• Question I would like to pose to this community is: What could be the Intuition behind discovering this formula.

• Next, I see that Ramanujan has discovered a lot of formulas for expressing $\pi$ as series. May I know what is the advantage of having a same number expressed as a series in a different way. Is it useful at all?

• From what I know Ramanujan basically worked on Infinite series, Continued fractions, $\cdots$ etc. I have never seen applications of continued fractions, in the real world. I would also like to know if continued fractions has any applications.

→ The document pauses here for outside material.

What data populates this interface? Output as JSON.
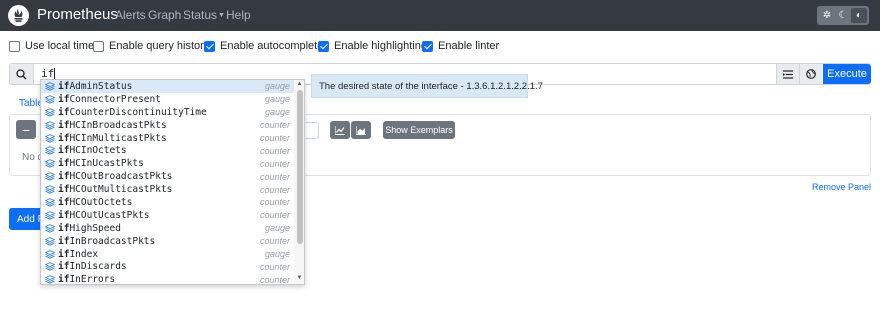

Hope I haven't asked too many questions. As I was posting this question the last question on application of continued fractions popped up and I thought it would be a good idea to pose it here, instead of posing it as a new question.

Ramanujan: If $0 < a < b + \frac{1}{2}$ then, $$\int\limits_{0}^{\infty} \frac{ 1 + x^{2}/(b+1)^{2}}{ 1 + x^{2}/a^{2}} \times \frac{ 1 + x^{2}/(b+2)^{2}}{ 1 + x^{2}/(a+1)^{2}} \times \cdots \ \textrm{dx} = \frac{\sqrt{\pi}}{2} \frac{ small{\frac{ \Gamma(a+\frac{1}{2}) \cdot \Gamma(b+1)\: \Gamma(b-a+\frac{1}{2})}{\Gamma(a) \cdot \Gamma(b+\frac{1}{2}) \cdot \Gamma(b-a+1)}$$Gamma(b-a+1)}}$$• Question I would like to pose to this community is: What could be the Intuition behind discovering this formula. • Next, I see that Ramanujan has discovered a lot of formulas for expressing \pi as series. May I know what is the advantage of having a same number expressed as a series in a different way. Is it useful at all? • From what I know Ramanujan basically worked on Infinite series, Continued fractions, \cdots etc. I have never seen applications of continued fractions, in the real world. I would also like to know if continued fractions has any applications. Hope I haven't asked too many questions. As I was posting this question the last question on application of continued fractions popped up and I thought it would be a good idea to pose it here, instead of posing it as a new question. 2 Typo in the formula, edited tags The wikipedia page on Srinivasa Ramanujan gives an very strange formula: Ramanujan: If 0 < a < b + \frac{1}{2} then,$$\int\limits_{0}^{\infty} \frac{ 1 + x^{2}/(b+1)^{2}}{ 1 + x^{2}/a^{2}} \times \frac{ 1 + x^{2}/(b+1)^{2}}x^{2}/(b+2)^{2}}{ 1 + x^{2}/(a+1)^{2}} \times \cdots \ \textrm{dx} = \frac{\sqrt{\pi}}{2} \frac{ \Gamma(a+\frac{1}{2}) \cdot \Gamma(b+1)\: \Gamma(b-a+\frac{1}{2})}{\Gamma(a) \cdot \Gamma(b+\frac{1}{2}) \cdot \Gamma(b-a+1)}
• Next, I see that Ramanujan has discovered a lot of formulas for expressing $\pi$ as series. May I know what is the advantage of having a same number expressed as a series in a different way. Is it useful at all?
• From what I know Ramanujan basically worked on Infinite series, Continued fractions, $\cdots$ etc. I have never seen applications of continued fractions, in the real world. I would also like to know if continued fractions has any applications.